And then something remarkable happened. Mum was on the nest feeding some of the fish that Falkey claimed to Ervie. Bazza was hungry. Hunger is a great motivator. It took Calypso, the 2019 fledgling, two days to figure out how to get out of the man cave by flying to the ropes. Well, it only took Bazza 2 hours and 2 minutes!

So on the 19th of November at the age of 65 days, Bazza fledged! It was 16:10:09. He might not have planned it but it was a remarkable moment.

There is Bazza in the Dad’s man cave. Mum is up in the nest feeding Ervie.

Hunger does marvellous things and, in this case, it propelled Bazza into flying. He calculated so well reaching the ropes without a problem. People had been saying that it would be difficult to get the lift to go straight to the nest so the proper way was to the ropes and over. Well done, Bazza. You figured that out quickly.

Bazza wanted some of the fish. Look at the shocked look on Ervie’s face when Bazza does a bit of a crash landing into Mum.

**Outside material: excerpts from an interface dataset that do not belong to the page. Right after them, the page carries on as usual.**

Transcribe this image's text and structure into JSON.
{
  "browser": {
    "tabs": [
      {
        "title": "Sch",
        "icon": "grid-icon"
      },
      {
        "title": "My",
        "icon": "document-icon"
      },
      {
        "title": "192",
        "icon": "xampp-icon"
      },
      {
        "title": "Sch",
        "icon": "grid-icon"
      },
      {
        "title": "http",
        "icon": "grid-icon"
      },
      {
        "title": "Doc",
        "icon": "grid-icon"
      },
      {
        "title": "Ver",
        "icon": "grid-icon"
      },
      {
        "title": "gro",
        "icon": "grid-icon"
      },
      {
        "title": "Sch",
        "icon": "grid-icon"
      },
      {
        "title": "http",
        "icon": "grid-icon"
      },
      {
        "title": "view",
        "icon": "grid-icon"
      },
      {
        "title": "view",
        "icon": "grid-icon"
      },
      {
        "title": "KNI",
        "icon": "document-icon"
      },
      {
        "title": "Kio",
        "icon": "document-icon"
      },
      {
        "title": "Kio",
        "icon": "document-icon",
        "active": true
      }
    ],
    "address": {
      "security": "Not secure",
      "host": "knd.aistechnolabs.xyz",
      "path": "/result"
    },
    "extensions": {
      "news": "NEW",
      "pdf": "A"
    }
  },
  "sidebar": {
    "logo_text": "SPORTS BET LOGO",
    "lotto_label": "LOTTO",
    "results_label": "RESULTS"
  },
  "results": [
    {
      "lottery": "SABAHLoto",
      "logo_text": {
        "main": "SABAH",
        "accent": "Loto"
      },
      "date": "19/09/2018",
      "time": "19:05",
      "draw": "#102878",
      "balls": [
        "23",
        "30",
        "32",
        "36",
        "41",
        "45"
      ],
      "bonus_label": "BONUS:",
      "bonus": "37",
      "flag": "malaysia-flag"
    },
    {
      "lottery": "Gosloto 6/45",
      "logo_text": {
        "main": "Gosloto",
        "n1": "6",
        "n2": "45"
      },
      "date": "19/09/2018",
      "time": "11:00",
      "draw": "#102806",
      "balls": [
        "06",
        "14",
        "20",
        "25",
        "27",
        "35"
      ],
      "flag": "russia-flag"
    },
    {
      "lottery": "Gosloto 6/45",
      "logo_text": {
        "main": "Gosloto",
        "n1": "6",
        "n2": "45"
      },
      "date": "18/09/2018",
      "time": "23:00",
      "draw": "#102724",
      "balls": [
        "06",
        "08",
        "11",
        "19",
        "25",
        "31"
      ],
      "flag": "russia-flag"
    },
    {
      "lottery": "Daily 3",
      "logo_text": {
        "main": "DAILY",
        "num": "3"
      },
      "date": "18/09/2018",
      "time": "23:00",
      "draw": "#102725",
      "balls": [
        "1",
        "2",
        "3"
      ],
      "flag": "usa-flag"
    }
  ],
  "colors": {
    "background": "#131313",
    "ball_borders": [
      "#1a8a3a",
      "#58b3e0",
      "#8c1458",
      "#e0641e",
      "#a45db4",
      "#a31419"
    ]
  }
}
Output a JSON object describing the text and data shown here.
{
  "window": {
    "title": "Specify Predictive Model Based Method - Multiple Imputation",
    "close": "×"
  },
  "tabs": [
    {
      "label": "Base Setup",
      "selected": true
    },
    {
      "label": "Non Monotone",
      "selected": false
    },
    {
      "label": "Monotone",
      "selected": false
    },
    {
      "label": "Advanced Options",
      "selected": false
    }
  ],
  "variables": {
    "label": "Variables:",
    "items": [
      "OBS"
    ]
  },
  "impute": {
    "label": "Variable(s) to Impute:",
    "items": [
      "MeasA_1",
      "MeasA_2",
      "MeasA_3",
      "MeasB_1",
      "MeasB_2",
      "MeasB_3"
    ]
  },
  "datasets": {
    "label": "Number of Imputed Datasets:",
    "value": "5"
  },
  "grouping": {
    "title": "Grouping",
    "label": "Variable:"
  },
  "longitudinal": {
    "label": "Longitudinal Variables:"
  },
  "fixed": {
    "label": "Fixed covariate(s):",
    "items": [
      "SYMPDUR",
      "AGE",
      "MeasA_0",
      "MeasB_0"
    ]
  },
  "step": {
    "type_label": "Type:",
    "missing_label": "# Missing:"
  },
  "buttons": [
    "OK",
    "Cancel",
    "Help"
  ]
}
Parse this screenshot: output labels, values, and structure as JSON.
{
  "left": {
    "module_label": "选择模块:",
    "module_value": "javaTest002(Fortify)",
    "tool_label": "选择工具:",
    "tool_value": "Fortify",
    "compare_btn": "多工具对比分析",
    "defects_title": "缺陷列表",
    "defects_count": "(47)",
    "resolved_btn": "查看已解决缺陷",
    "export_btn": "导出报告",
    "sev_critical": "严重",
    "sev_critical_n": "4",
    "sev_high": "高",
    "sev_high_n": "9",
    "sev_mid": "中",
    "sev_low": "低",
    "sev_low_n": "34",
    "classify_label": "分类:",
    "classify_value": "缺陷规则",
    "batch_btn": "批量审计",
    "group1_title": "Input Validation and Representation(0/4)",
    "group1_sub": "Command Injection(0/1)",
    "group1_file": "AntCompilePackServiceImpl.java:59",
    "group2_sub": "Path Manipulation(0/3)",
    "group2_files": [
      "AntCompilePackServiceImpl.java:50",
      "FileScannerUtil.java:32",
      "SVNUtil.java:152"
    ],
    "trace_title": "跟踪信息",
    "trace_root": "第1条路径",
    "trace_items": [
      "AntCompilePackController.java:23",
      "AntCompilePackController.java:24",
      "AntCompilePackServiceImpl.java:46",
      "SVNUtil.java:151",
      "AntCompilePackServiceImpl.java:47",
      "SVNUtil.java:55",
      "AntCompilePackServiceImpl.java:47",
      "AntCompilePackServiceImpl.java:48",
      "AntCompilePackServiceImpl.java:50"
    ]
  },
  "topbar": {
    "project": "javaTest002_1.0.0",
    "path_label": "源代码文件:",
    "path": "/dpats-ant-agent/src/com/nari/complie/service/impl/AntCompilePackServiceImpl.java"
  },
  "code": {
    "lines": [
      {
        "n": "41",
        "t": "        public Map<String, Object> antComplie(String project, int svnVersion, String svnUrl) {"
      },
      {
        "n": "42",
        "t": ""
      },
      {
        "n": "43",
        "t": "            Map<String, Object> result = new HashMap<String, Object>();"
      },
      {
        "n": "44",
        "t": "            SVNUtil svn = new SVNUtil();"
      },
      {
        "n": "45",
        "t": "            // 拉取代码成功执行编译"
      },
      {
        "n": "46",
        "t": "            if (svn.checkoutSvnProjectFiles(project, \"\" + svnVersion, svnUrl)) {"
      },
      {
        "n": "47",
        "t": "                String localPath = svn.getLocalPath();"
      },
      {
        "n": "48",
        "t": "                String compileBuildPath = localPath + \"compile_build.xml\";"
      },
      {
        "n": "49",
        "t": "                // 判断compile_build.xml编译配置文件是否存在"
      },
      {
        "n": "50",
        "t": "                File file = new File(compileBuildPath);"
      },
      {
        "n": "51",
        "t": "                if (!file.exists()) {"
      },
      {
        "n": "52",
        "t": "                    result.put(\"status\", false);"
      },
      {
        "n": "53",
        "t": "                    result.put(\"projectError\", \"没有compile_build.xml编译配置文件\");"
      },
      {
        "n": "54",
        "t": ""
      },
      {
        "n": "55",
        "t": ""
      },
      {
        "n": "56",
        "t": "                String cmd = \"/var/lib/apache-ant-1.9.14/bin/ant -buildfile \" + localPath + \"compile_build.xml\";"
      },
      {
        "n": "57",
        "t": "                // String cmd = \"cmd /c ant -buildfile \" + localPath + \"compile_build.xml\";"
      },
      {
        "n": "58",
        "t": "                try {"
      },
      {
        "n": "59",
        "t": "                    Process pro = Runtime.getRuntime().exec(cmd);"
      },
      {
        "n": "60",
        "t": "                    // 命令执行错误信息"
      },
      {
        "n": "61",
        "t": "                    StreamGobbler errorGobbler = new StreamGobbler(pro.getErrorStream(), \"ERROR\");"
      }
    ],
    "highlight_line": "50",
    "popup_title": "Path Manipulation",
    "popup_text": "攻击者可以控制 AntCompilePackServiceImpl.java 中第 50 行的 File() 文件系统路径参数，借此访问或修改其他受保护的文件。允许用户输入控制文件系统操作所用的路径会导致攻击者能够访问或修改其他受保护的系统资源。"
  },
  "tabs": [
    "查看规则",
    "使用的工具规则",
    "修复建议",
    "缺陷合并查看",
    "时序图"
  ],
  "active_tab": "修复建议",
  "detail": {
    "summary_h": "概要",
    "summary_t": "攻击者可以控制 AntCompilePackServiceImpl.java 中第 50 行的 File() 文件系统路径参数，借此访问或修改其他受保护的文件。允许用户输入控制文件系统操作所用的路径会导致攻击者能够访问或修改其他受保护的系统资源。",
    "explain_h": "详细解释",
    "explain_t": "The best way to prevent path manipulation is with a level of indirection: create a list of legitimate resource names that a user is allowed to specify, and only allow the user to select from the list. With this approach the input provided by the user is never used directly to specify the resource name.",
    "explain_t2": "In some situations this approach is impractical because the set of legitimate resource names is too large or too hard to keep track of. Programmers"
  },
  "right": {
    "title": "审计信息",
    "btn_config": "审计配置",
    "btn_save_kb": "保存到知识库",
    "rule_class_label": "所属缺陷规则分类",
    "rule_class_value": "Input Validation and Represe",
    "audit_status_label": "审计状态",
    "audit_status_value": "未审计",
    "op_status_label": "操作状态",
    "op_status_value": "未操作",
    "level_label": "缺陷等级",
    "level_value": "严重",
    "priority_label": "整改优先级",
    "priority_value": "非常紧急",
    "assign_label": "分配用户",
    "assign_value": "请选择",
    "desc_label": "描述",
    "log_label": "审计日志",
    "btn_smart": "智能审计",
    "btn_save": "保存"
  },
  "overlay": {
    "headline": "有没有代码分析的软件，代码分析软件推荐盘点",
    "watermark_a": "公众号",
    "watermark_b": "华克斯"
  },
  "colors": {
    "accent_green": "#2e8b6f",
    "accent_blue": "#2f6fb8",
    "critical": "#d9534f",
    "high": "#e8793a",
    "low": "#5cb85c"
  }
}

I looked several times and I could not see Bazza getting any fish. I think Mum was finished by the time he made it to the nest.

Bazza will have a real chance at the next fish. Falkey is super full and Ervie has eaten twice. Fingers crossed. Our newest fledgling deserves it!

Congratulations to the Port Lincoln Osprey Project and to Mum and Dad. It has been a fabulous year and this was a historic moment. At the moment Bazza flew to the ropes, then to the perch, and did a fly around before landing on the nest, it was the first time that this couple and this nest had three fledges. Every chick that hatched has now flown. What a terrific feeling. As rowdy as it may get in the next few days, nothing can take that away.

Thank you for joining me. I wanted you to know first thing!

Thank you to the Port Lincoln Osprey Project’s streaming cam where I took my screen captures.